Moving your business towards a recurring revenue model can be challenging when you consider your existing customer base as well as new customers you will entering into agreements with.
If you’ve traditionally sold your products or services outright, it can be difficult to navigate the pitfalls of trading ownership for experience. Managing various subscription types can be daunting: How do we transition our existing customers to a new subscription type? How do we manage various subscription types from a financial perspective without overburdening our finance team? How can we ensure accuracy?
To navigate these complexities, we explore 3 key financial areas that can streamline the process between outright ownership and subscription success.
There are so many subscription types to consider and you might have several that you need to manage: it could be based on per-unit or consumption. It could be software subscriptions or linked to a physical asset or product. It could include the provision of a service linked to mileage or hours used from equipment or facilities, provided by project resources or locations. It’s imperative that the underlying billing technology can support your subscription types. It also needs to provide the flexibility to handle a change in approach should you decide to adapt your subscription offerings over time as your business evolves.
Aligning existing customers
This is where many businesses get stuck. Typical recurring technologies can’t take “legacy” customers into account where the provision of goods or services on your existing customers aren’t aligned with your new offerings. For this reason, it’s important in your selection that existing customers’ perpetual agreements can be translated to a subscription type.
A good example includes the historic purchase of software licenses. Many companies traditionally offered software as a once-off upfront purchase with a recurring annual fee. To streamline this process of transition, you need to align this annual fee with an end-date in order to transition your customer to your new offering (with the ability to pro-rate if you’re working with a fixed start date on the new agreement). The subscription technology should be able to support this alignment of your existing customer base to prevent errors and manual intervention which can hamper your revenue efforts.
Billing periods is often a topic which causes many headaches.
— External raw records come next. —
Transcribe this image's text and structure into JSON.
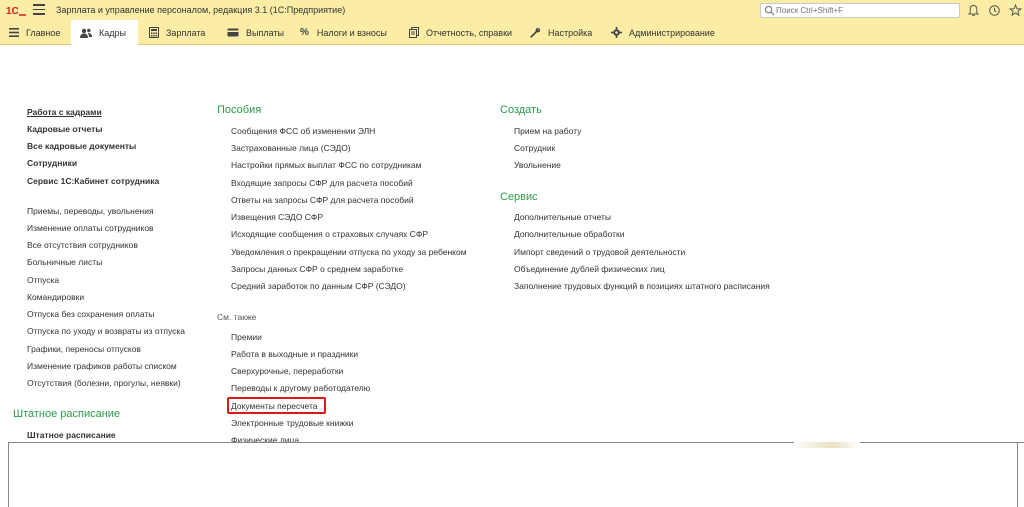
{
  "titlebar": {
    "app_title": "Зарплата и управление персоналом, редакция 3.1  (1С:Предприятие)",
    "search_placeholder": "Поиск Ctrl+Shift+F"
  },
  "sections": [
    {
      "label": "Главное",
      "icon": "hamburger-icon"
    },
    {
      "label": "Кадры",
      "icon": "people-icon",
      "active": true
    },
    {
      "label": "Зарплата",
      "icon": "calculator-icon"
    },
    {
      "label": "Выплаты",
      "icon": "wallet-icon"
    },
    {
      "label": "Налоги и взносы",
      "icon": "percent-icon"
    },
    {
      "label": "Отчетность, справки",
      "icon": "reports-icon"
    },
    {
      "label": "Настройка",
      "icon": "wrench-icon"
    },
    {
      "label": "Администрирование",
      "icon": "gear-icon"
    }
  ],
  "left_column": {
    "bold_items": [
      "Работа с кадрами",
      "Кадровые отчеты",
      "Все кадровые документы",
      "Сотрудники",
      "Сервис 1С:Кабинет сотрудника"
    ],
    "items": [
      "Приемы, переводы, увольнения",
      "Изменение оплаты сотрудников",
      "Все отсутствия сотрудников",
      "Больничные листы",
      "Отпуска",
      "Командировки",
      "Отпуска без сохранения оплаты",
      "Отпуска по уходу и возвраты из отпуска",
      "Графики, переносы отпусков",
      "Изменение графиков работы списком",
      "Отсутствия (болезни, прогулы, неявки)"
    ],
    "staff_heading": "Штатное расписание",
    "staff_items": [
      "Штатное расписание"
    ]
  },
  "middle_column": {
    "heading": "Пособия",
    "items": [
      "Сообщения ФСС об изменении ЭЛН",
      "Застрахованные лица (СЭДО)",
      "Настройки прямых выплат ФСС по сотрудникам",
      "Входящие запросы СФР для расчета пособий",
      "Ответы на запросы СФР для расчета пособий",
      "Извещения СЭДО СФР",
      "Исходящие сообщения о страховых случаях СФР",
      "Уведомления о прекращении отпуска по уходу за ребенком",
      "Запросы данных СФР о среднем заработке",
      "Средний заработок по данным СФР (СЭДО)"
    ],
    "see_also": "См. также",
    "see_also_items": [
      "Премии",
      "Работа в выходные и праздники",
      "Сверхурочные, переработки",
      "Переводы к другому работодателю",
      "Документы пересчета",
      "Электронные трудовые книжки",
      "Физические лица"
    ]
  },
  "right_column": {
    "create_heading": "Создать",
    "create_items": [
      "Прием на работу",
      "Сотрудник",
      "Увольнение"
    ],
    "service_heading": "Сервис",
    "service_items": [
      "Дополнительные отчеты",
      "Дополнительные обработки",
      "Импорт сведений о трудовой деятельности",
      "Объединение дублей физических лиц",
      "Заполнение трудовых функций в позициях штатного расписания"
    ]
  },
  "colors": {
    "accent_green": "#2e9a4a",
    "bar_yellow": "#fbeda6",
    "highlight_red": "#e0161b"
  }
}
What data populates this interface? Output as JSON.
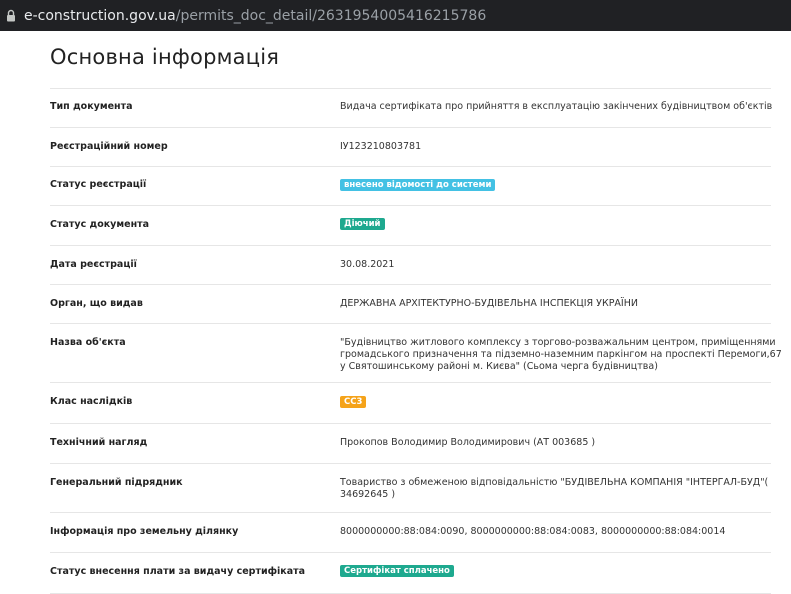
{
  "browser": {
    "url_host": "e-construction.gov.ua",
    "url_path": "/permits_doc_detail/2631954005416215786"
  },
  "page": {
    "title": "Основна інформація"
  },
  "colors": {
    "badge_blue": "#43c1e4",
    "badge_green": "#1ea98f",
    "badge_orange": "#f5a31a"
  },
  "fields": {
    "doc_type": {
      "label": "Тип документа",
      "value": "Видача сертифіката про прийняття в експлуатацію закінчених будівництвом об'єктів"
    },
    "reg_number": {
      "label": "Реєстраційний номер",
      "value": "ІУ123210803781"
    },
    "reg_status": {
      "label": "Статус реєстрації",
      "value": "внесено відомості до системи"
    },
    "doc_status": {
      "label": "Статус документа",
      "value": "Діючий"
    },
    "reg_date": {
      "label": "Дата реєстрації",
      "value": "30.08.2021"
    },
    "issuer": {
      "label": "Орган, що видав",
      "value": "ДЕРЖАВНА АРХІТЕКТУРНО-БУДІВЕЛЬНА ІНСПЕКЦІЯ УКРАЇНИ"
    },
    "object_name": {
      "label": "Назва об'єкта",
      "lines": [
        "\"Будівництво житлового комплексу з торгово-розважальним центром, приміщеннями",
        "громадського призначення та підземно-наземним паркінгом на проспекті Перемоги,67",
        "у Святошинському районі м. Києва\" (Сьома черга будівництва)"
      ]
    },
    "consequence_class": {
      "label": "Клас наслідків",
      "value": "СС3"
    },
    "tech_supervision": {
      "label": "Технічний нагляд",
      "value": "Прокопов Володимир Володимирович (АТ 003685 )"
    },
    "general_contractor": {
      "label": "Генеральний підрядник",
      "lines": [
        "Товариство з обмеженою відповідальністю \"БУДІВЕЛЬНА КОМПАНІЯ \"ІНТЕРГАЛ-БУД\"(",
        "34692645 )"
      ]
    },
    "land_plot": {
      "label": "Інформація про земельну ділянку",
      "value": "8000000000:88:084:0090, 8000000000:88:084:0083, 8000000000:88:084:0014"
    },
    "fee_status": {
      "label": "Статус внесення плати за видачу сертифіката",
      "value": "Сертифікат сплачено"
    }
  }
}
Depending on our offerings there could be a combination of calendar periods and rolling periods. Whilst calendar periods are generally easy to manage some per-unit subscription or consumption-based subscription types could require rolling periods. As the core concept of subscription models are rooted in the notion of “it never ends”, it can be really hard for businesses to transition their existing customers easily from an existing billing period (pro-rated) to a new billing period or billing period type based on the new agreement.
In order to ramp-up your subscription business, adequately planning your subscription road map provides you with the blueprint you need to define key factors that will play a large role in your success as a subscription-based business. When you consider a technology road map for your subscription model, you need to focus on customer billing, the complexities of your subscription and the related financials with your business strategy in mind.
Contact us here for a meaningful discussion about supportive technologies that drive subscription success.